(Beginning of Source material)
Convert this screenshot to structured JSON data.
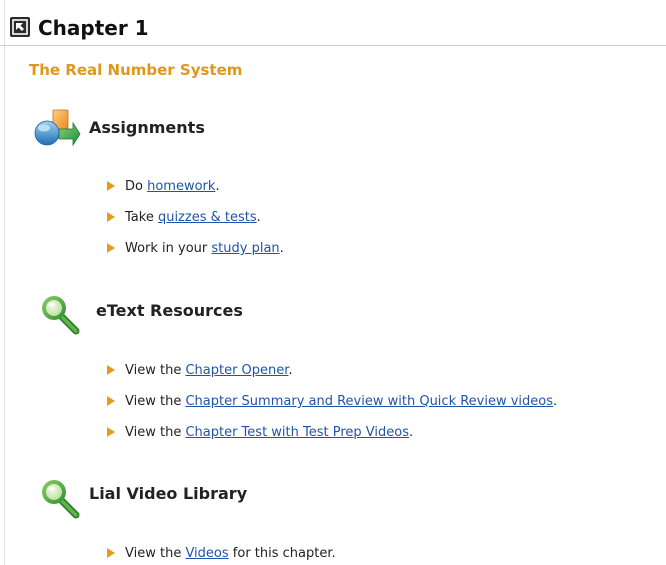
{
  "colors": {
    "accent": "#E0961F",
    "link": "#1F55A8",
    "bullet": "#E89A1C",
    "text": "#222222"
  },
  "header": {
    "toggle_icon": "collapse-arrow-icon",
    "title": "Chapter 1"
  },
  "section": {
    "title": "The Real Number System"
  },
  "groups": [
    {
      "icon": "assignments-icon",
      "heading": "Assignments",
      "items": [
        {
          "prefix": "Do ",
          "link": "homework",
          "suffix": "."
        },
        {
          "prefix": "Take ",
          "link": "quizzes & tests",
          "suffix": "."
        },
        {
          "prefix": "Work in your ",
          "link": "study plan",
          "suffix": "."
        }
      ]
    },
    {
      "icon": "magnifier-icon",
      "heading": "eText Resources",
      "items": [
        {
          "prefix": "View the ",
          "link": "Chapter Opener",
          "suffix": "."
        },
        {
          "prefix": "View the ",
          "link": "Chapter Summary and Review with Quick Review videos",
          "suffix": "."
        },
        {
          "prefix": "View the ",
          "link": "Chapter Test with Test Prep Videos",
          "suffix": "."
        }
      ]
    },
    {
      "icon": "magnifier-icon",
      "heading": "Lial Video Library",
      "items": [
        {
          "prefix": "View the ",
          "link": "Videos",
          "suffix": " for this chapter."
        }
      ]
    }
  ]
}
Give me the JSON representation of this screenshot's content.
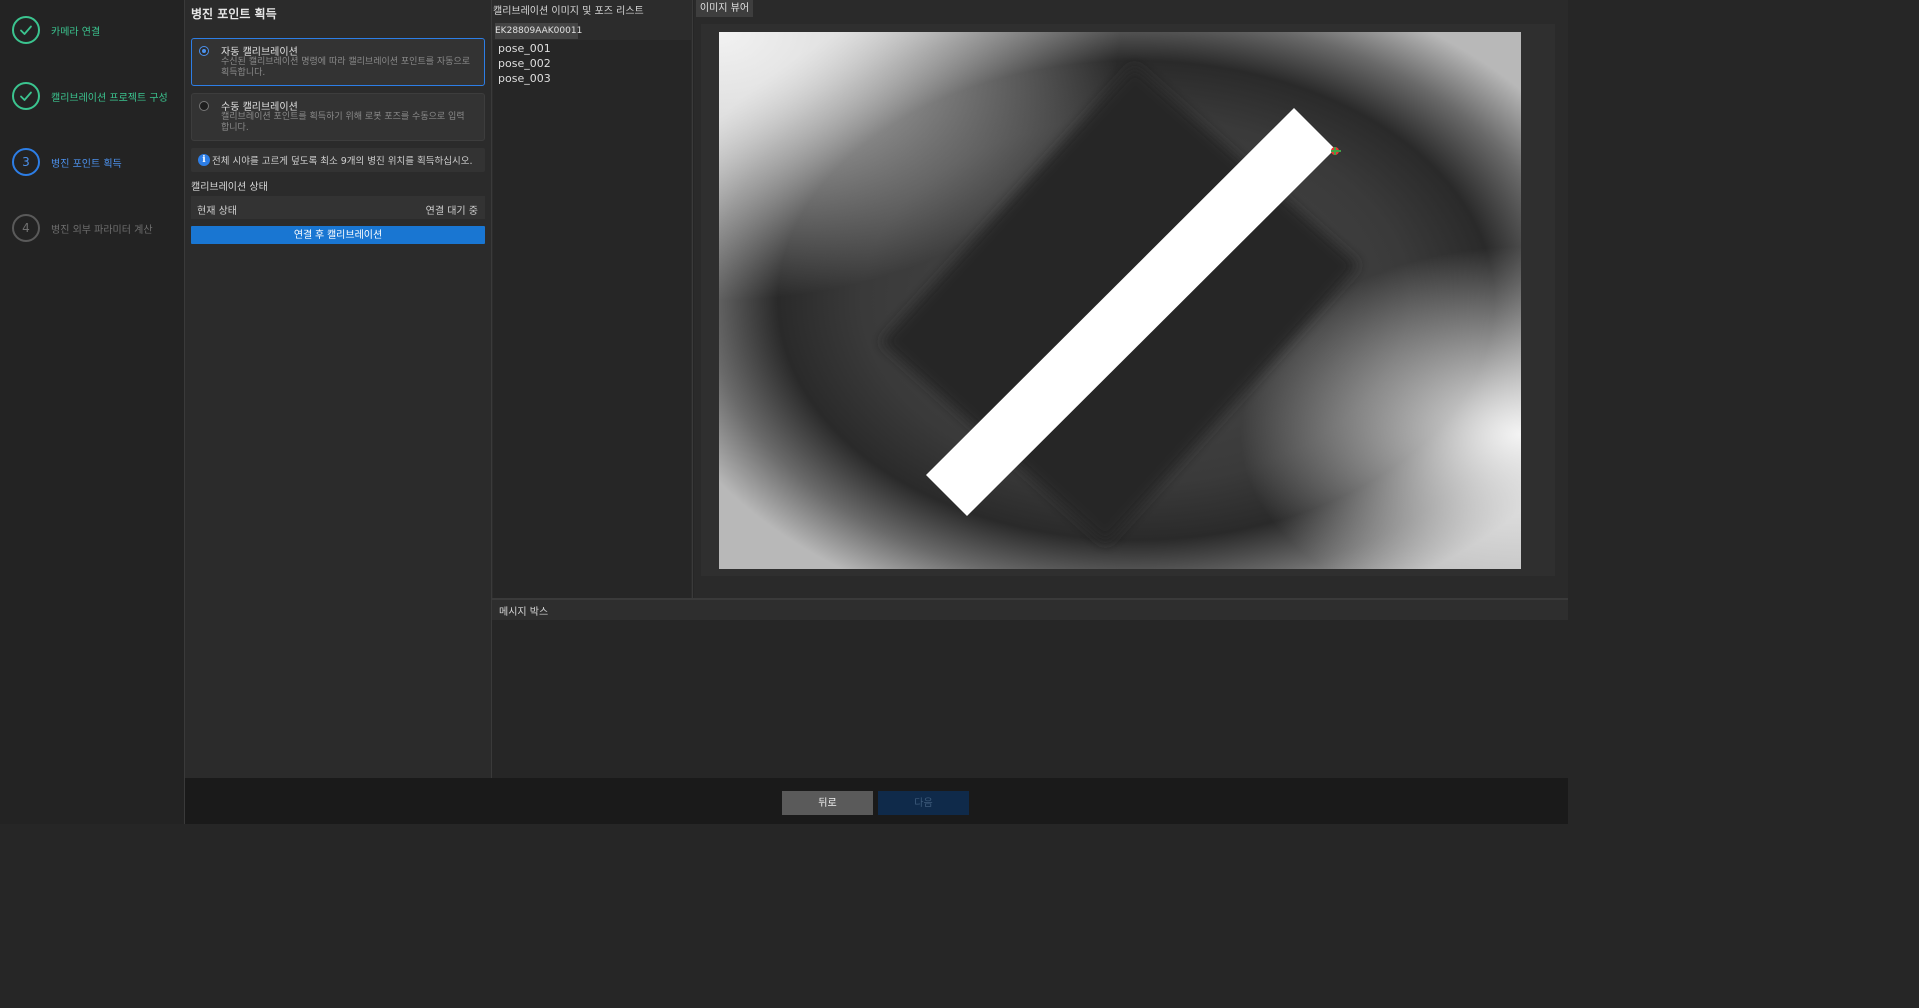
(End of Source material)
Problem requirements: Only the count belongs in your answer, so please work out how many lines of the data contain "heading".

Exercise answer: 3